** DATA FOR REVIEW **
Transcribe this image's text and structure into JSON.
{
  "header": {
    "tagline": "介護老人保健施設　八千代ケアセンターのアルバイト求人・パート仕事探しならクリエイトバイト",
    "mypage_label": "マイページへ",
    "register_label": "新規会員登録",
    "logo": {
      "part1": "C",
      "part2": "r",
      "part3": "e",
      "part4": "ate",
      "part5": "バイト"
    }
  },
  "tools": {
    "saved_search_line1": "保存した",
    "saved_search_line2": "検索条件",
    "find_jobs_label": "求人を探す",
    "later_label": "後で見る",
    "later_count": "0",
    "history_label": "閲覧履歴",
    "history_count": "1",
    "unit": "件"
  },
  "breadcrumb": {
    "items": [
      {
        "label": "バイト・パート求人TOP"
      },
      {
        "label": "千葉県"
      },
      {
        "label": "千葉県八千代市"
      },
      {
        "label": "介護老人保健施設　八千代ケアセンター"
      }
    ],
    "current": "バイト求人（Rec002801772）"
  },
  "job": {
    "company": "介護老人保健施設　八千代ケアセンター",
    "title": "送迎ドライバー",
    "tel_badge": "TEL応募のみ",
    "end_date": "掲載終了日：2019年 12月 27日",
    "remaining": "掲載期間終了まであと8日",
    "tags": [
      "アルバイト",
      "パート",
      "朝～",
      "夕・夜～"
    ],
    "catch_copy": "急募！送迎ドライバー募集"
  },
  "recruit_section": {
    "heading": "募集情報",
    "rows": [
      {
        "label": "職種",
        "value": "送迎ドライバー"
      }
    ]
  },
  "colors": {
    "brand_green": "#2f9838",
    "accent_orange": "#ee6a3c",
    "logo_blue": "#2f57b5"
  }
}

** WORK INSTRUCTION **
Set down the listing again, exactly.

** RESPONSE TO THE EXERCISE **
Transcribe this image's text and structure into JSON.
{
  "header": {
    "tagline": "介護老人保健施設　八千代ケアセンターのアルバイト求人・パート仕事探しならクリエイトバイト",
    "mypage_label": "マイページへ",
    "register_label": "新規会員登録",
    "logo": {
      "part1": "C",
      "part2": "r",
      "part3": "e",
      "part4": "ate",
      "part5": "バイト"
    }
  },
  "tools": {
    "saved_search_line1": "保存した",
    "saved_search_line2": "検索条件",
    "find_jobs_label": "求人を探す",
    "later_label": "後で見る",
    "later_count": "0",
    "history_label": "閲覧履歴",
    "history_count": "1",
    "unit": "件"
  },
  "breadcrumb": {
    "items": [
      {
        "label": "バイト・パート求人TOP"
      },
      {
        "label": "千葉県"
      },
      {
        "label": "千葉県八千代市"
      },
      {
        "label": "介護老人保健施設　八千代ケアセンター"
      }
    ],
    "current": "バイト求人（Rec002801772）"
  },
  "job": {
    "company": "介護老人保健施設　八千代ケアセンター",
    "title": "送迎ドライバー",
    "tel_badge": "TEL応募のみ",
    "end_date": "掲載終了日：2019年 12月 27日",
    "remaining": "掲載期間終了まであと8日",
    "tags": [
      "アルバイト",
      "パート",
      "朝～",
      "夕・夜～"
    ],
    "catch_copy": "急募！送迎ドライバー募集"
  },
  "recruit_section": {
    "heading": "募集情報",
    "rows": [
      {
        "label": "職種",
        "value": "送迎ドライバー"
      }
    ]
  },
  "colors": {
    "brand_green": "#2f9838",
    "accent_orange": "#ee6a3c",
    "logo_blue": "#2f57b5"
  }
}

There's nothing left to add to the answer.